By Robert Samuelson at Real Clear Markets
On any given day, you can expect news of major corporate mergers. Last week, we had decisions from FedEx to buy the Dutch delivery company TNT for $4.8 billion and from Royal Dutch Shell to acquire the BG Group, a British natural gas company, for $70 billion. Mergers and acquisitions have become a staple of modern capitalism. In 2014, worldwide M&A totaled $3.5 trillion, up 47 percent from the year before, reports Thomson Reuters.
Now, there are many motives for mergers: to minimize competition; to reduce costs by eliminating overlapping operations; to acquire a hot product or technology (which can be peddled on existing sales platforms); to enter new geographic markets; or to get bigger. Some M&A deals make sound business sense; others suggest managerial empire-building.
But a larger issue transcends individual deals. The popularity of M&A actually involves economic weakness. Unable to expand internally - by creating products or entering new markets - companies rely on M&A for growth. However, what works for the firm may work less well for society. Although buying another company may enhance the acquiring firm's innovation, it doesn't add much to society's. And society's capacity to innovate is crucial. It generates the wealth needed to raise incomes and dampen social conflicts.
This is important. In the wake of the "Great Recession," economists have reduced forecasts of future economic growth. Even before the financial crisis, an aging society was expected to lower growth. Relatively speaking, there will be more retirees and fewer workers. But the recent reductions in forecast growth imply a dimmer outlook for innovation, as measured by labor productivity (output per hour worked). Weaker productivity growth in turn means weaker wage and income growth.
Unfortunately, productivity's performance since the Great Recession has been abysmal. From 2009 to 2014, it has averaged a meager 0.9 percent annually, according to the Bureau of Labor Statistics. That's less than half the average growth of 2 percent since the late 1940s and one-third of the 3 percent rate of the first two decades after World War II. These differences have huge implications for wages and incomes. At 3 percent, incomes double in about 25 years; at 2 percent, about 35 years; at 1 percent, around 70 years.

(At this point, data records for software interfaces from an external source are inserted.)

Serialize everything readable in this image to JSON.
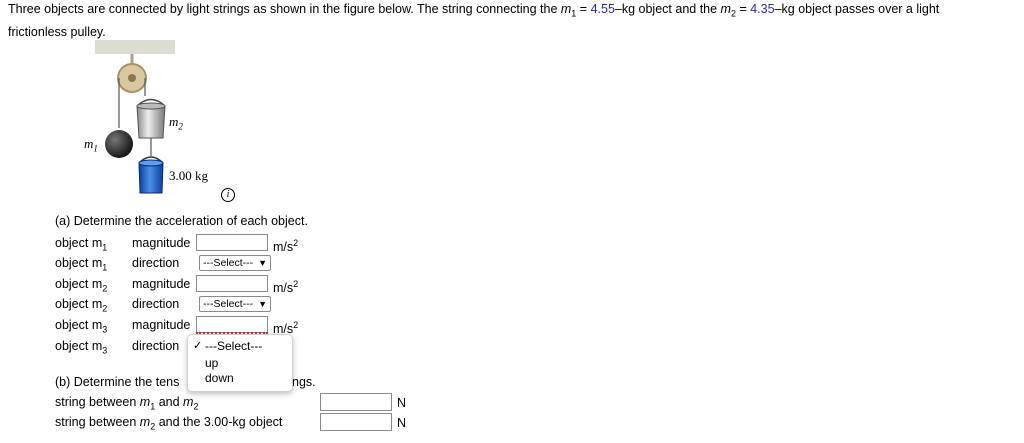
{
  "question": {
    "line1_pre": "Three objects are connected by light strings as shown in the figure below. The string connecting the ",
    "m1_sym": "m",
    "m1_sub": "1",
    "eq1": " = ",
    "m1_val": "4.55",
    "mid": "–kg object and the ",
    "m2_sym": "m",
    "m2_sub": "2",
    "eq2": " = ",
    "m2_val": "4.35",
    "line1_post": "–kg object passes over a light",
    "line2": "frictionless pulley."
  },
  "figure": {
    "label_m1": "m",
    "label_m1_sub": "1",
    "label_m2": "m",
    "label_m2_sub": "2",
    "label_m3": "3.00 kg",
    "info_icon": "info-icon"
  },
  "part_a": {
    "heading": "(a) Determine the acceleration of each object.",
    "rows": [
      {
        "obj": "object m",
        "sub": "1",
        "label": "magnitude",
        "unit": "m/s",
        "unit_sup": "2"
      },
      {
        "obj": "object m",
        "sub": "1",
        "label": "direction",
        "select": "---Select---"
      },
      {
        "obj": "object m",
        "sub": "2",
        "label": "magnitude",
        "unit": "m/s",
        "unit_sup": "2"
      },
      {
        "obj": "object m",
        "sub": "2",
        "label": "direction",
        "select": "---Select---"
      },
      {
        "obj": "object m",
        "sub": "3",
        "label": "magnitude",
        "unit": "m/s",
        "unit_sup": "2"
      },
      {
        "obj": "object m",
        "sub": "3",
        "label": "direction"
      }
    ],
    "dropdown_options": [
      "---Select---",
      "up",
      "down"
    ],
    "dropdown_checkmark": "✓"
  },
  "part_b": {
    "heading_start": "(b) Determine the tens",
    "heading_end": "ngs.",
    "row1_pre": "string between ",
    "row1_m1": "m",
    "row1_sub1": "1",
    "row1_and": " and ",
    "row1_m2": "m",
    "row1_sub2": "2",
    "row2_pre": "string between ",
    "row2_m": "m",
    "row2_sub": "2",
    "row2_post": " and the 3.00-kg object",
    "unit": "N"
  }
}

It's tempting to blame the productivity slowdown on the Great Recession, reflecting depressed business investment and long-term unemployment. But research by economist John Fernald of the San Francisco Fed finds that the slowdown started before the slump.
In truth, productivity has long baffled economists. The reason is that productivity, a seemingly wonky concept, really reflects a society's basic character. It is affected by almost everything, including but not limited to worker skills, management, technology, government policies and regulations, work ethic, schools, public attitudes toward risk-taking and wealth. With so much in play, mistakes are easy.

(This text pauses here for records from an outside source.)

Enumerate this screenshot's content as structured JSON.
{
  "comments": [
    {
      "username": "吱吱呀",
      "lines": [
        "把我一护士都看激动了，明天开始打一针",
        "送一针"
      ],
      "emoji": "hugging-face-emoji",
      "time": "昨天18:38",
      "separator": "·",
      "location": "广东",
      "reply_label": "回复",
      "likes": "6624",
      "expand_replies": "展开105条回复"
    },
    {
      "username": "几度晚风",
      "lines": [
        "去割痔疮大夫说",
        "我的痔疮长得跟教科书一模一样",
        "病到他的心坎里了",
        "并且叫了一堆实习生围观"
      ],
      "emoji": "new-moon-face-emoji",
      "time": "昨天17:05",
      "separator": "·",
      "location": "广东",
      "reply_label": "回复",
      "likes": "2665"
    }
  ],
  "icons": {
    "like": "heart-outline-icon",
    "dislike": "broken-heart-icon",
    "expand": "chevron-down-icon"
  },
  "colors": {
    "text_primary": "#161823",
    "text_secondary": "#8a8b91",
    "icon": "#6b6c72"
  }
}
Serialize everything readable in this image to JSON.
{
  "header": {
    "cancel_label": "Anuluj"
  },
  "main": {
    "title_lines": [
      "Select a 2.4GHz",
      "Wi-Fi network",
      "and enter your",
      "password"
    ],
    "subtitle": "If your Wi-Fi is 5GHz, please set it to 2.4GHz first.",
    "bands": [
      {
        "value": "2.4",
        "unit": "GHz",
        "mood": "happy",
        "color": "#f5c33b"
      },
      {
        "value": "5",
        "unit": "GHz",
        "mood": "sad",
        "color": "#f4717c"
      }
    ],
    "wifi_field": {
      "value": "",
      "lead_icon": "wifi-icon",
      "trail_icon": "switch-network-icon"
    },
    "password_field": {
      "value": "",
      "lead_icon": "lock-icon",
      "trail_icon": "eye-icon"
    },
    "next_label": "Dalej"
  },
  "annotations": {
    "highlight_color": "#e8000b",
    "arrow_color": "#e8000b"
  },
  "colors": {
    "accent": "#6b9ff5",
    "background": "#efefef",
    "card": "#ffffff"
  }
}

But whatever the sources of productivity, they operate primarily through the private sector. If companies are hidebound, productivity will suffer. Here's where popular perceptions may clash with discomforting (but invisible) realities. In our mind's eye, the economy is swarming with entrepreneurs. Competition is intense. Old-line firms adapt, or die. Just the opposite may be happening: Evidence suggests that entrepreneurship is in decline and that U.S. firms are becoming older, more entrenched and less dynamic.
In several studies, economists Robert Litan and Ian Hathaway of the Brookings Institution found that start-ups (firms less than a year old) had fallen from 15 percent of all businesses in 1978 to 8 percent in 2011. Meanwhile, older firms (16 years or more) had jumped from 23 percent of businesses in 1992 to 34 percent in 2011. Their share of jobs was even higher, almost three-quarters of all workers.
What emerges is a portrait of business that, though strikingly at odds with conventional wisdom, is consistent with poor productivity growth. American capitalism is middle-aged. Older firms, conditioned by success, are more rigid. They're invested, financially and psychologically, in existing markets and production patterns. They can adapt and innovate, but it's hard. The M&A surge is one way older firms strive to overcome internal stagnation.
What's worrisome is not the success of the middle-aged businesses; it's the weakness of young firms and the apparent erosion of entrepreneurship. As other research has shown, start-ups ultimately account for a disproportionately high share of new job creation and innovation. The vigor of these new firms is essential for the economy to revitalize itself.
We don't know what explains their slide, though the sheer mass of government regulations is one candidate. Older firms have the lawyers and administrators to cope with the red-tape deluge; many small new firms drown. But that's just a conjecture illuminating the larger question. If the economy discriminates against young firms, we will all be paying the price for many years.